(Invited) Phase and Stacking of 2D Materials in Heterostructures and Dislocated Nanoplates Impact Their Properties and Applications

Tuesday, 3 October 2017: 14:30
Chesapeake E (Gaylord National Resort and Convention Center)
S. Jin (Department of Chemistry, UW-Madison)

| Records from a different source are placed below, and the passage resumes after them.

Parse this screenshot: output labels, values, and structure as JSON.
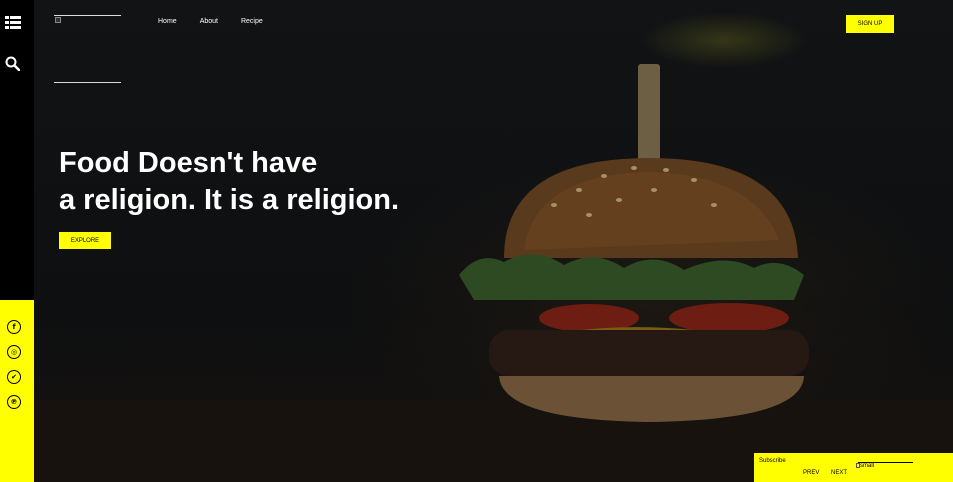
{
  "nav": {
    "items": [
      "Home",
      "About",
      "Recipe"
    ],
    "signup_label": "SIGN UP"
  },
  "hero": {
    "headline_line1": "Food Doesn't have",
    "headline_line2": "a religion. It is a religion.",
    "explore_label": "EXPLORE"
  },
  "sidebar": {
    "icons": [
      "menu-icon",
      "search-icon"
    ],
    "social": [
      {
        "name": "facebook-icon",
        "glyph": "f"
      },
      {
        "name": "instagram-icon",
        "glyph": "◎"
      },
      {
        "name": "twitter-icon",
        "glyph": "✔"
      },
      {
        "name": "pinterest-icon",
        "glyph": "℗"
      }
    ]
  },
  "footer": {
    "subscribe_label": "Subscribe",
    "prev_label": "PREV",
    "next_label": "NEXT",
    "small_image_alt": "small"
  },
  "colors": {
    "accent": "#ffff00",
    "sidebar": "#000000",
    "background": "#0b0b0b"
  }
}
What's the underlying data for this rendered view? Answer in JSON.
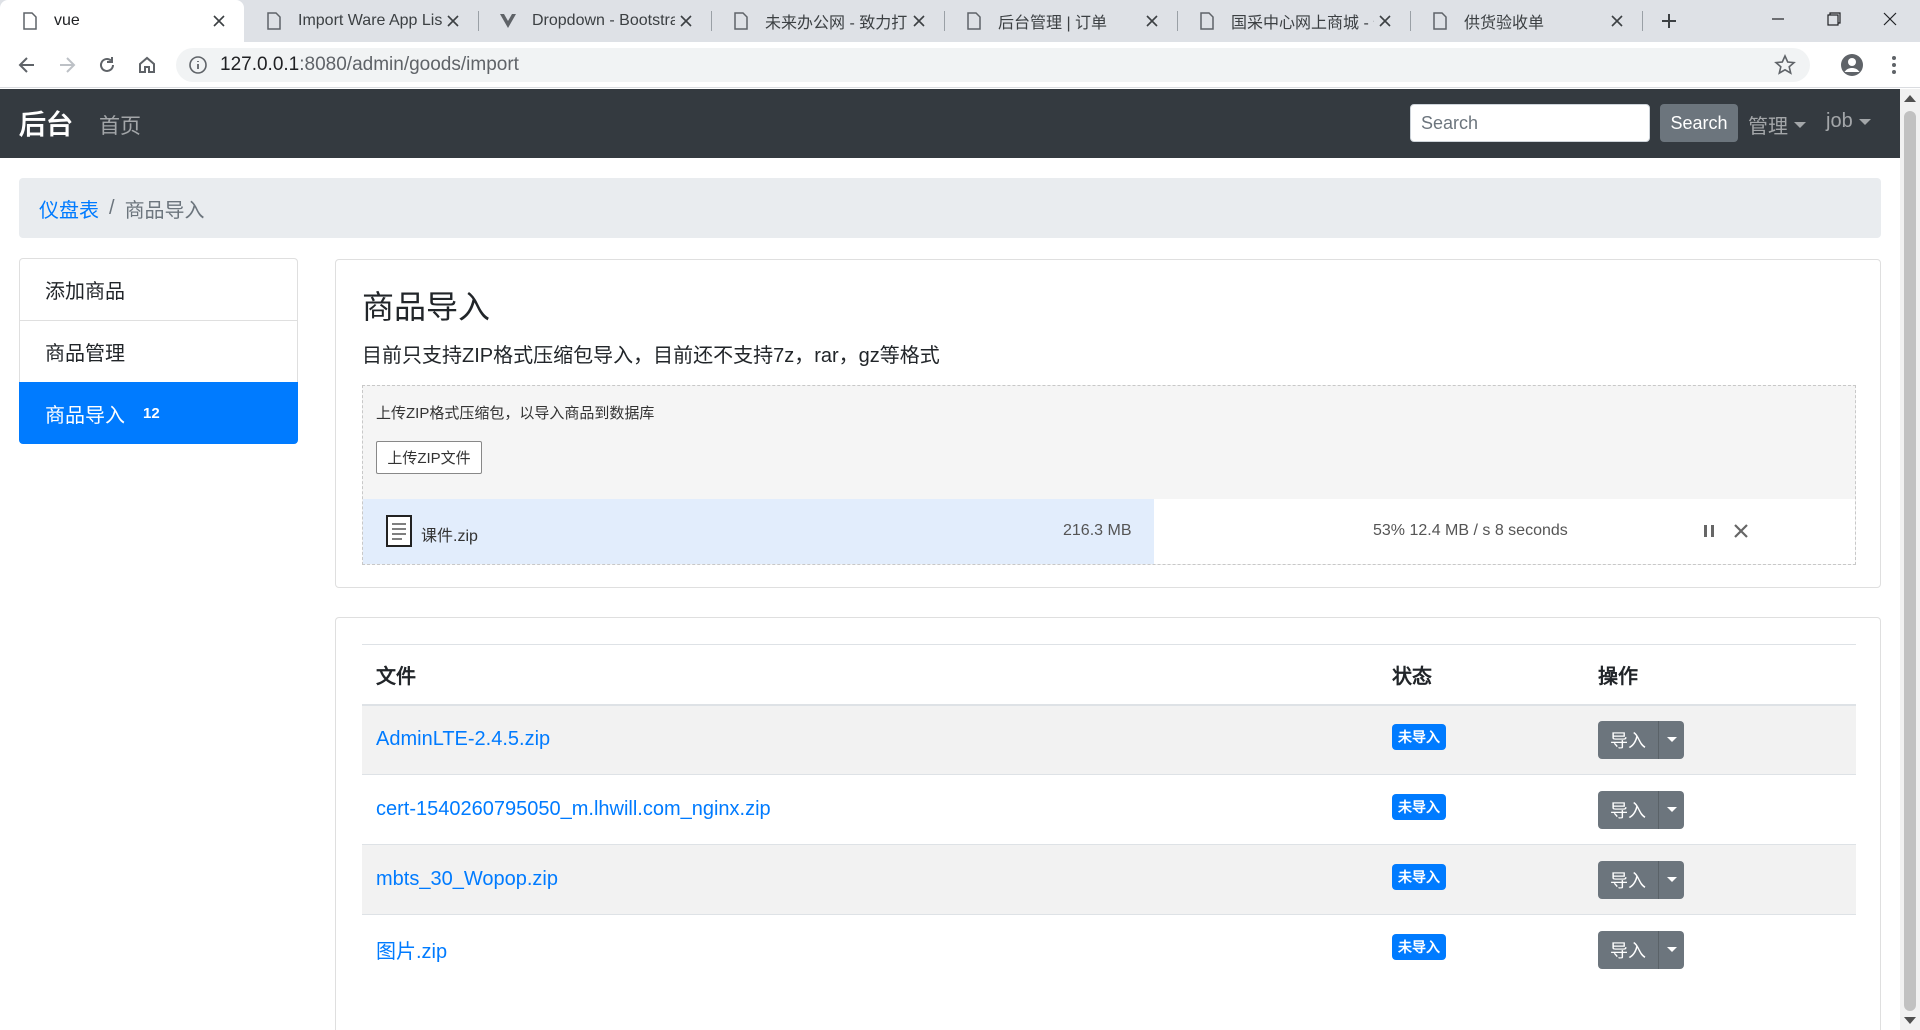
{
  "browser": {
    "tabs": [
      {
        "title": "vue",
        "active": true
      },
      {
        "title": "Import Ware App List"
      },
      {
        "title": "Dropdown - Bootstrap"
      },
      {
        "title": "未来办公网 - 致力打造"
      },
      {
        "title": "后台管理 | 订单"
      },
      {
        "title": "国采中心网上商城 - 供"
      },
      {
        "title": "供货验收单"
      }
    ],
    "url_host": "127.0.0.1",
    "url_rest": ":8080/admin/goods/import"
  },
  "navbar": {
    "brand": "后台",
    "home": "首页",
    "search_placeholder": "Search",
    "search_button": "Search",
    "manage": "管理",
    "user": "job"
  },
  "breadcrumb": {
    "dashboard": "仪盘表",
    "separator": "/",
    "current": "商品导入"
  },
  "sidebar": {
    "items": [
      {
        "label": "添加商品"
      },
      {
        "label": "商品管理"
      },
      {
        "label": "商品导入",
        "badge": "12",
        "active": true
      }
    ]
  },
  "upload": {
    "title": "商品导入",
    "description": "目前只支持ZIP格式压缩包导入，目前还不支持7z，rar，gz等格式",
    "hint": "上传ZIP格式压缩包，以导入商品到数据库",
    "button": "上传ZIP文件",
    "file": {
      "name": "课件.zip",
      "size": "216.3 MB",
      "status": "53% 12.4 MB / s 8 seconds",
      "progress": 0.53
    }
  },
  "table": {
    "headers": {
      "file": "文件",
      "status": "状态",
      "action": "操作"
    },
    "rows": [
      {
        "file": "AdminLTE-2.4.5.zip",
        "status": "未导入",
        "action": "导入"
      },
      {
        "file": "cert-1540260795050_m.lhwill.com_nginx.zip",
        "status": "未导入",
        "action": "导入"
      },
      {
        "file": "mbts_30_Wopop.zip",
        "status": "未导入",
        "action": "导入"
      },
      {
        "file": "图片.zip",
        "status": "未导入",
        "action": "导入"
      }
    ]
  },
  "colors": {
    "primary": "#007bff",
    "navbar": "#343a40",
    "secondary": "#6c757d",
    "progress": "#e2edfc"
  }
}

The interesting and tunable properties of layered metal dichalcogenides (MX2) and other layered materials heavily depend on their phase and layer stacking. We discovered that chemical exfoliation of layered MX2 nanosheets and the simultaneous conversion from the semiconducting 2H polymorph to the metallic 1T polymorph grants greatly enhanced activity for electrocatalytic hydrogen evolution reaction (HER). We have also developed layer-controlled vertical heterostructures of MX2 by van der Waals epitaxy that have strong electronic interactions across the heterojunctions that can be useful for solar energy conversion. We further show and explain how the layer stacking and physical properties of MX2 are influenced by screw dislocations. A one-to-one correlation of atomic force microscopy and high- and low-frequency Raman spectroscopy of many dislocated WSe2 nanoplates reveals variations in the number and shapes of dislocation spirals and different layer stackings that are determined by the number, rotation, and location of the dislocations. These lead to three class of behaviors: plates with triangular dislocation spirals have non-centrosymmetric stacking that gives rise to strong second-harmonic generation, plates with hexagonal dislocation spirals form the bulk 2H layer stacking commonly observed, and plates containing mixed dislocation shapes have intermediate non-centrosymmetric stackings with mixed properties.